▼
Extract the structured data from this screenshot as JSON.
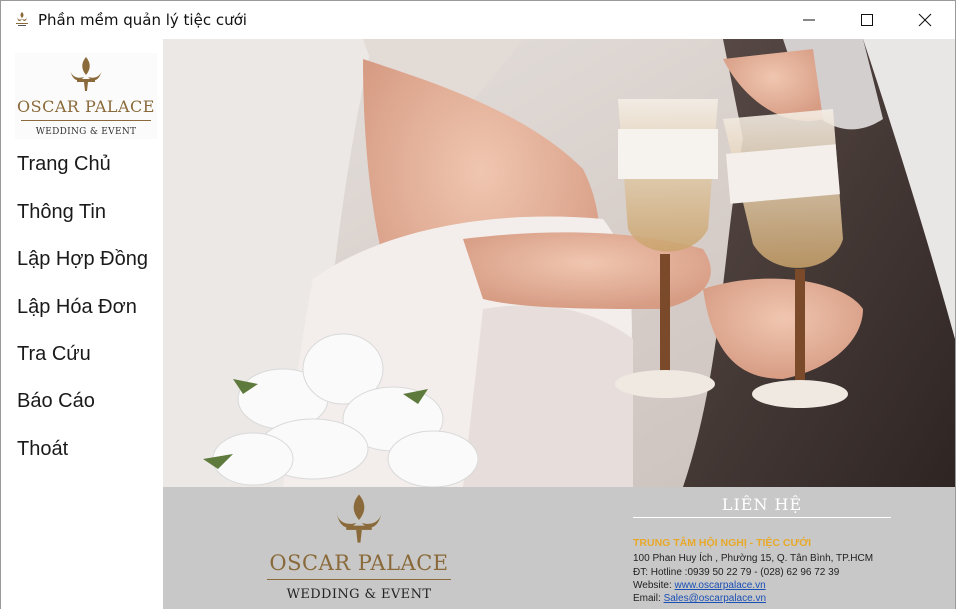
{
  "window": {
    "title": "Phần mềm quản lý tiệc cưới",
    "controls": {
      "minimize": "minimize",
      "maximize": "maximize",
      "close": "close"
    }
  },
  "sidebar": {
    "logo": {
      "brand": "OSCAR PALACE",
      "tagline": "WEDDING & EVENT"
    },
    "items": [
      {
        "label": "Trang Chủ"
      },
      {
        "label": "Thông Tin"
      },
      {
        "label": "Lập Hợp Đồng"
      },
      {
        "label": "Lập Hóa Đơn"
      },
      {
        "label": "Tra Cứu"
      },
      {
        "label": "Báo Cáo"
      },
      {
        "label": "Thoát"
      }
    ]
  },
  "footer": {
    "logo": {
      "brand": "OSCAR PALACE",
      "tagline": "WEDDING & EVENT"
    },
    "contact": {
      "heading": "LIÊN HỆ",
      "subheading": "TRUNG TÂM HỘI NGHỊ - TIỆC CƯỚI",
      "address": "100 Phan Huy Ích , Phường 15, Q. Tân Bình, TP.HCM",
      "hotline": "ĐT: Hotline :0939 50 22 79 - (028) 62 96 72 39",
      "website_label": "Website:",
      "website": "www.oscarpalace.vn",
      "email_label": "Email:",
      "email": "Sales@oscarpalace.vn"
    }
  },
  "colors": {
    "brand_gold": "#8a6a3a",
    "contact_orange": "#e8a92a",
    "link_blue": "#1a4fb5",
    "footer_bg": "#c8c8c8"
  },
  "icons": {
    "app": "app-logo-icon",
    "logo_emblem": "fleur-de-lis-icon"
  }
}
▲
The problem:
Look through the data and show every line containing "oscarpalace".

Solved exercise:
      "website": "www.oscarpalace.vn",
      "email": "Sales@oscarpalace.vn"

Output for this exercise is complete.